Cleveland returned to academia in 1969 as the eighth president of the University of Hawaii, a position he held until 1974. As president, he oversaw the expansion of the university to include a medical school, law school, and an international astronomy project. From 1974 to 1980, he was director of the program in international affairs of the Aspen Institute for Humanistic Studies, located in Princeton, New Jersey. The program was one of six "think tanks" operated by the Institute at that time, each considering a significant issue. The programs developed ideas and proposals for adapting existing institutions and developing new ones to address the issues. During his tenure, the international affairs program focused on methods for coping with an increasingly interdependent world, including the need for a new international economic order. In the last change of his career, Cleveland served as the first dean of the Hubert H. Humphrey Institute of Public Affairs at the University of Minnesota from 1980 to 1987. After his retirement, Cleveland continued to write and lecture on a wide variety of topics, largely within the fields of leadership, public policy and world affairs. His books include The Overseas Americans (1960), The Promise of World Tensions (1961), The Obligations of Power: American Diplomacy in the Search for Peace (1966), The Future Executive (1972), and The Knowledge Executive (1985).

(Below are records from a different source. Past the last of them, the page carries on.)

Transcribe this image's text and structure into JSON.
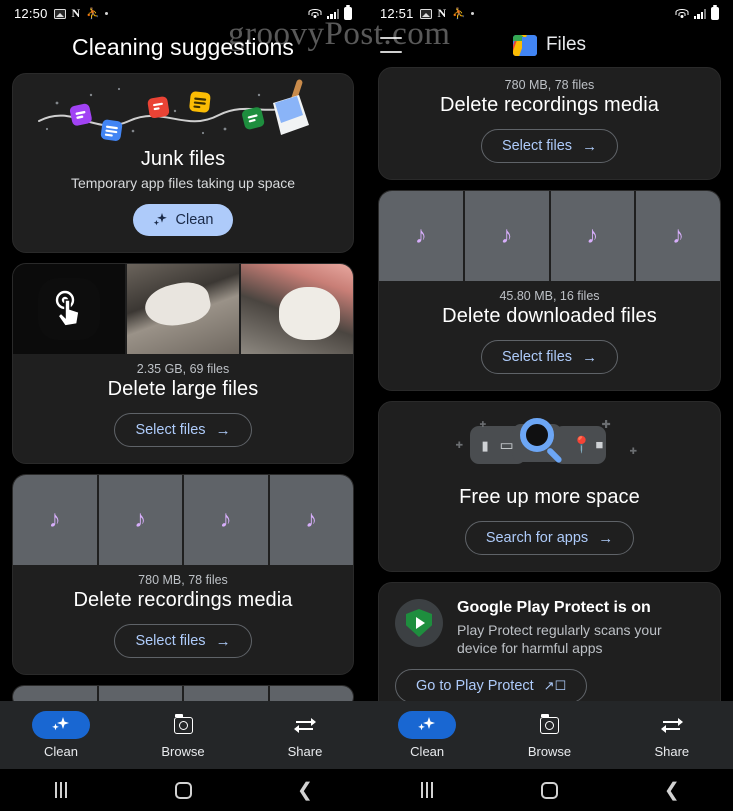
{
  "meta": {
    "watermark": "groovyPost.com",
    "accent_blue": "#AECBFA",
    "nav_active_blue": "#1967D2",
    "card_bg": "#1f1f1f",
    "note_purple": "#D7AEFB"
  },
  "left_phone": {
    "statusbar": {
      "time": "12:50",
      "icons": [
        "photo-icon",
        "netflix-icon",
        "gmail-icon",
        "dot-icon"
      ],
      "right_icons": [
        "wifi-icon",
        "signal-icon",
        "battery-icon"
      ]
    },
    "page_title": "Cleaning suggestions",
    "cards": [
      {
        "id": "junk-files",
        "illustration": "broom-sweeping-files-icon",
        "title": "Junk files",
        "subtitle": "Temporary app files taking up space",
        "button": {
          "label": "Clean",
          "style": "filled",
          "icon": "sparkle-icon"
        }
      },
      {
        "id": "delete-large-files",
        "thumbnails": [
          "touch-app-icon",
          "dog-photo",
          "dog-photo-2"
        ],
        "meta": "2.35 GB, 69 files",
        "title": "Delete large files",
        "button": {
          "label": "Select files",
          "style": "outline",
          "icon": "arrow-right-icon"
        }
      },
      {
        "id": "delete-recordings-media",
        "thumbnails": [
          "music-note-icon",
          "music-note-icon",
          "music-note-icon",
          "music-note-icon"
        ],
        "meta": "780 MB, 78 files",
        "title": "Delete recordings media",
        "button": {
          "label": "Select files",
          "style": "outline",
          "icon": "arrow-right-icon"
        }
      }
    ],
    "bottom_nav": [
      {
        "label": "Clean",
        "icon": "sparkle-icon",
        "active": true
      },
      {
        "label": "Browse",
        "icon": "folder-search-icon",
        "active": false
      },
      {
        "label": "Share",
        "icon": "share-transfer-icon",
        "active": false
      }
    ],
    "android_nav": [
      "recents-button",
      "home-button",
      "back-button"
    ]
  },
  "right_phone": {
    "statusbar": {
      "time": "12:51",
      "icons": [
        "photo-icon",
        "netflix-icon",
        "gmail-icon",
        "dot-icon"
      ],
      "right_icons": [
        "wifi-icon",
        "signal-icon",
        "battery-icon"
      ]
    },
    "app_header": {
      "menu_icon": "hamburger-menu-icon",
      "logo": "files-logo-icon",
      "app_name": "Files"
    },
    "cards": [
      {
        "id": "delete-recordings-media",
        "meta": "780 MB, 78 files",
        "title": "Delete recordings media",
        "button": {
          "label": "Select files",
          "style": "outline",
          "icon": "arrow-right-icon"
        }
      },
      {
        "id": "delete-downloaded-files",
        "thumbnails": [
          "music-note-icon",
          "music-note-icon",
          "music-note-icon",
          "music-note-icon"
        ],
        "meta": "45.80 MB, 16 files",
        "title": "Delete downloaded files",
        "button": {
          "label": "Select files",
          "style": "outline",
          "icon": "arrow-right-icon"
        }
      },
      {
        "id": "free-up-more-space",
        "illustration": "magnifier-apps-search-icon",
        "title": "Free up more space",
        "button": {
          "label": "Search for apps",
          "style": "outline",
          "icon": "arrow-right-icon"
        }
      },
      {
        "id": "google-play-protect",
        "icon": "play-protect-shield-icon",
        "title": "Google Play Protect is on",
        "subtitle": "Play Protect regularly scans your device for harmful apps",
        "button": {
          "label": "Go to Play Protect",
          "style": "outline",
          "icon": "external-link-icon"
        }
      }
    ],
    "bottom_nav": [
      {
        "label": "Clean",
        "icon": "sparkle-icon",
        "active": true
      },
      {
        "label": "Browse",
        "icon": "folder-search-icon",
        "active": false
      },
      {
        "label": "Share",
        "icon": "share-transfer-icon",
        "active": false
      }
    ],
    "android_nav": [
      "recents-button",
      "home-button",
      "back-button"
    ]
  }
}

Harlan Cleveland was born in New York City on January 19, 1918 to Stanley and Marian (Van Buren) Cleveland. He graduated from Princeton University in 1938, where he studied politics, and then studied for a year at Oxford University as a Rhodes Scholar. He married Lois W. Burton on July 12, 1941 and they had three children: Melantha, Zoe, and Alan. Cleveland died on May 30, 2008 at the age of 90.

Source: From the finding aid for MC234